I think the topic that was most interesting to me in our class discussion is how one tends to impose their own concepts on the other: one tend to view them as something from history (past) or something else that is current and one is familiar with. We saw this in Russell’s second book, especially in Sofia’s character who, in agreement with Jen, I didn’t like much. Over all like most, I preferred The Sparrow, and in large part that is due to the characters there. I thought The Sparrow had more interesting characters and better humor. Also in agreement with a number of people in class I believe her attempting to resolve the religious dilemma she left us with in the first book was unnecessary. I enjoyed reading about the other side of the story for example Supaari’s point of view in his interaction with the foreigners during the first mission, but the turn her theme took with religion left me unhappy. I had a few moments of “you got to be kidding me” in this book…especially when Isaac sounded like God’s messenger bringing God’s music and Emilio’s reaction. I don’t know why but I have developed something that I can almost call aversion to organized religion in the past few years, so reading about people who blindly give themselves to faith is a little disturbing to me, so Emilio again starting to lean towards that mindset really disturbed me (I am not saying he embraced God again, but there was still some small references to him coming to terms with religion and God). I guess the most I took away from this book is the cultural interaction aspect of it, and the damage something foreign can do to a system. We see this in Sparrow with radical change in Runa behavior due to the foreigners and in large part Sofia. And we see this in Todorov with the arrival of the Spaniards. This makes me wonder if it is possible for someone to arrive into a different cultural setting and be strictly an observer and not impact that culture, or be a catalyst for radical change. Personally, I think it is impossible, so then the question is what can one do to minimize the affect they have on society because as we have seen, more often than not many latent and negative affects arise even if the intentions are good. So I guess the big question that was in my mind at the end of the class was what is it that makes a foreign entity such a big catalyst? And does anyone have the right to impose their own values on another culture and try and change it, and if yes in which cases is it ok and in which cases is it not?

Thursday, April 24, 2008

Reflection, Class 13

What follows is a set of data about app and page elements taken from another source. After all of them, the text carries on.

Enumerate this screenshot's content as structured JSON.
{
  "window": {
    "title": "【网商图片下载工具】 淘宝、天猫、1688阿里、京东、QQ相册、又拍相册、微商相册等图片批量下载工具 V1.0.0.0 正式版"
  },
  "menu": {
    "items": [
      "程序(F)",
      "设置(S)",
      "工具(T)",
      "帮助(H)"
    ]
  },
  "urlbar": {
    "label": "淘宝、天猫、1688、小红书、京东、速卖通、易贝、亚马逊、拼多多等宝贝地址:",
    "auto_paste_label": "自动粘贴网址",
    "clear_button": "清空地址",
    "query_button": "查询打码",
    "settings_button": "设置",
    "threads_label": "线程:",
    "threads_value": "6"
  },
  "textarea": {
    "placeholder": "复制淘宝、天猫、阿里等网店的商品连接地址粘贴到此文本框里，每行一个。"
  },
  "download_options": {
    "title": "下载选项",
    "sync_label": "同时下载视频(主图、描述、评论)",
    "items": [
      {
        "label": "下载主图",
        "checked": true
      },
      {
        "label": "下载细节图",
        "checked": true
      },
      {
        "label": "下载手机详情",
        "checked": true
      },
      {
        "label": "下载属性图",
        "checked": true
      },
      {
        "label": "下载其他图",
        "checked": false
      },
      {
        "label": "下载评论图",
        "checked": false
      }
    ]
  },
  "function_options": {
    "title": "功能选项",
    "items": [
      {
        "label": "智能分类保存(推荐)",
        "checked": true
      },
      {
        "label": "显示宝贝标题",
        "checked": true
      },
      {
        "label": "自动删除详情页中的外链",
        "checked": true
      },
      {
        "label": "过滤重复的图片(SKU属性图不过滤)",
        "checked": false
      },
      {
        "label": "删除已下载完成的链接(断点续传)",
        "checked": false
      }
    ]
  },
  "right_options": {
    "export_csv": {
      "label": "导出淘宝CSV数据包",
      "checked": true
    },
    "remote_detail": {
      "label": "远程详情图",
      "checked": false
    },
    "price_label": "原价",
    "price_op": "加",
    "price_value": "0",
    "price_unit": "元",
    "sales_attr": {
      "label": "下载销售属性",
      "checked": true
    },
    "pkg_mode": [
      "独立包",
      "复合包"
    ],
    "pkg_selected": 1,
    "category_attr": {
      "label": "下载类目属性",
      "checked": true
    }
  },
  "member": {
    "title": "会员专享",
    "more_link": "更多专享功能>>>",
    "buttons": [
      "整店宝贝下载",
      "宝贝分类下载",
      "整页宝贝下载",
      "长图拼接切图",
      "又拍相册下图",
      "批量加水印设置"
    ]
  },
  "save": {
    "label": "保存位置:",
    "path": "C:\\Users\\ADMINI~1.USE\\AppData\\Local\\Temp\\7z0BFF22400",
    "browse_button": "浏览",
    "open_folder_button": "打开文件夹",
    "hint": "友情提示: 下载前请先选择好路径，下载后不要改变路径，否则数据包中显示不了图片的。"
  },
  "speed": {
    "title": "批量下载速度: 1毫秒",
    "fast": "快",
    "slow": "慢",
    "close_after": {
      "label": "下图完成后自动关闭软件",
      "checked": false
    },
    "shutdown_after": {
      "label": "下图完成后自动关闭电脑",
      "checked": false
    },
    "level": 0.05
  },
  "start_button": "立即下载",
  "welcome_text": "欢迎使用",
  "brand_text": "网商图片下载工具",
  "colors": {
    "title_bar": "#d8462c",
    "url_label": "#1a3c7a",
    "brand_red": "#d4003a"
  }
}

Well, unlike most of the class it seems, I still don't have the same complaints about the writing. Perhaps I suspended some disbelief.
I wanted to comment on the discussion we had about alienness and whether the Jana'ata and Runa qualified as significantly "other" enough aliens. I still think it is next to impossible to truly depict absolute otherness. We simply wouldn't have a frame of reference to describe them much less interact. We'd probably blame the author for poor characterization or scoff at the descriptions. Therefore, the aliens in The Sparrow and Children of God I think were alien enough for the purposes of the books. God's other children would theoretically share resemblances to his known children. Each species had differences from each other and those on Rakhat shared some similarities that would come from evolving on the same planet. They had tails, different facial features, different body features, and different dominant senses. The cultures were different as well, though they did share common aspects with Earth history or societies. But again, I don't think that's necessarily bad. Depiction of an other that has no basis of comparison would make for a rather complicated first contact, don't you think? With absolutely no common points how would it be attempted? Luckily for the first Jesuit mission they had Emilio to pick up on the language parts quickly and act as a communicator.
I still don't really like Sofia in Children of God. Yes, she had a rather amazing life but she had some rather pointed blinders that affected her whole life and the life of her son. Perhaps he still would have gone off and she couldn't have prevented it even if they were closer, only two of their kind on the planet after all, but I think a lot of the excess violence against the Jana'ata that didn't want to fight anymore could have been avoided.